Work to complete:
Set down the entries once more exactly as they were written.

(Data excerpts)
***

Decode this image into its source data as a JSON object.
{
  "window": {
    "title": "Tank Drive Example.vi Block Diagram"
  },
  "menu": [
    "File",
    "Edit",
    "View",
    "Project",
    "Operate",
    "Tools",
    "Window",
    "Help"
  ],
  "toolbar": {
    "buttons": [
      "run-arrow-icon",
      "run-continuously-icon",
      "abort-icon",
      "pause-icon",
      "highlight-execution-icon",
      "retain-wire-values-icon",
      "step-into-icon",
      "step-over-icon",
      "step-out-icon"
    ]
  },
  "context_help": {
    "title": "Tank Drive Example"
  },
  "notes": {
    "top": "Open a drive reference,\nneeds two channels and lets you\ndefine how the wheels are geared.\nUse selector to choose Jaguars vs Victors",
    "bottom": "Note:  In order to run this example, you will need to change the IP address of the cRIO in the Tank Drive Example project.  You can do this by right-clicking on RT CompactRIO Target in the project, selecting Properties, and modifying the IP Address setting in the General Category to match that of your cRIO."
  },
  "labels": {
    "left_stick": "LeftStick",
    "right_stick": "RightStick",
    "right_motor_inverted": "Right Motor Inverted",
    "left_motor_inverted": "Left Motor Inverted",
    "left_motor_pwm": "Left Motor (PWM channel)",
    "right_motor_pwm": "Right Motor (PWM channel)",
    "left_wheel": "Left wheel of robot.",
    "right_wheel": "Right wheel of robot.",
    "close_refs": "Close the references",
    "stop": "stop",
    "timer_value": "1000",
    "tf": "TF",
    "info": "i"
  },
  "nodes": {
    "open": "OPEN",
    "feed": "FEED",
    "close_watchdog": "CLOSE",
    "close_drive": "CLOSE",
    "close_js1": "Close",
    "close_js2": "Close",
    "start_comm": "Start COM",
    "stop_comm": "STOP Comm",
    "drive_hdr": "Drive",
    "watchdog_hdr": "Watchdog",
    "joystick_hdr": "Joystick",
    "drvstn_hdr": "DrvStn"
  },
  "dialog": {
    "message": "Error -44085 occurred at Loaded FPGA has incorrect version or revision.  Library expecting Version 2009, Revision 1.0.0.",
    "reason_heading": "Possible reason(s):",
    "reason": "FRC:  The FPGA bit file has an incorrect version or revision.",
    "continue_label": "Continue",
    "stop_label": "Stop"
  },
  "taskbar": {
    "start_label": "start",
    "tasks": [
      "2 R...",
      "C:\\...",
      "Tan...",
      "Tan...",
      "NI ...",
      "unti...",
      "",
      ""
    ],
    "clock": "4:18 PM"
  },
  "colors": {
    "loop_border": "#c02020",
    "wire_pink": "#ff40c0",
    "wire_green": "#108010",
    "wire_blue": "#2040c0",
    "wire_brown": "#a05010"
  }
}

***

Your solution:
Decode this image into its source data as a JSON object.
{
  "window": {
    "title": "Tank Drive Example.vi Block Diagram"
  },
  "menu": [
    "File",
    "Edit",
    "View",
    "Project",
    "Operate",
    "Tools",
    "Window",
    "Help"
  ],
  "toolbar": {
    "buttons": [
      "run-arrow-icon",
      "run-continuously-icon",
      "abort-icon",
      "pause-icon",
      "highlight-execution-icon",
      "retain-wire-values-icon",
      "step-into-icon",
      "step-over-icon",
      "step-out-icon"
    ]
  },
  "context_help": {
    "title": "Tank Drive Example"
  },
  "notes": {
    "top": "Open a drive reference,\nneeds two channels and lets you\ndefine how the wheels are geared.\nUse selector to choose Jaguars vs Victors",
    "bottom": "Note:  In order to run this example, you will need to change the IP address of the cRIO in the Tank Drive Example project.  You can do this by right-clicking on RT CompactRIO Target in the project, selecting Properties, and modifying the IP Address setting in the General Category to match that of your cRIO."
  },
  "labels": {
    "left_stick": "LeftStick",
    "right_stick": "RightStick",
    "right_motor_inverted": "Right Motor Inverted",
    "left_motor_inverted": "Left Motor Inverted",
    "left_motor_pwm": "Left Motor (PWM channel)",
    "right_motor_pwm": "Right Motor (PWM channel)",
    "left_wheel": "Left wheel of robot.",
    "right_wheel": "Right wheel of robot.",
    "close_refs": "Close the references",
    "stop": "stop",
    "timer_value": "1000",
    "tf": "TF",
    "info": "i"
  },
  "nodes": {
    "open": "OPEN",
    "feed": "FEED",
    "close_watchdog": "CLOSE",
    "close_drive": "CLOSE",
    "close_js1": "Close",
    "close_js2": "Close",
    "start_comm": "Start COM",
    "stop_comm": "STOP Comm",
    "drive_hdr": "Drive",
    "watchdog_hdr": "Watchdog",
    "joystick_hdr": "Joystick",
    "drvstn_hdr": "DrvStn"
  },
  "dialog": {
    "message": "Error -44085 occurred at Loaded FPGA has incorrect version or revision.  Library expecting Version 2009, Revision 1.0.0.",
    "reason_heading": "Possible reason(s):",
    "reason": "FRC:  The FPGA bit file has an incorrect version or revision.",
    "continue_label": "Continue",
    "stop_label": "Stop"
  },
  "taskbar": {
    "start_label": "start",
    "tasks": [
      "2 R...",
      "C:\\...",
      "Tan...",
      "Tan...",
      "NI ...",
      "unti...",
      "",
      ""
    ],
    "clock": "4:18 PM"
  },
  "colors": {
    "loop_border": "#c02020",
    "wire_pink": "#ff40c0",
    "wire_green": "#108010",
    "wire_blue": "#2040c0",
    "wire_brown": "#a05010"
  }
}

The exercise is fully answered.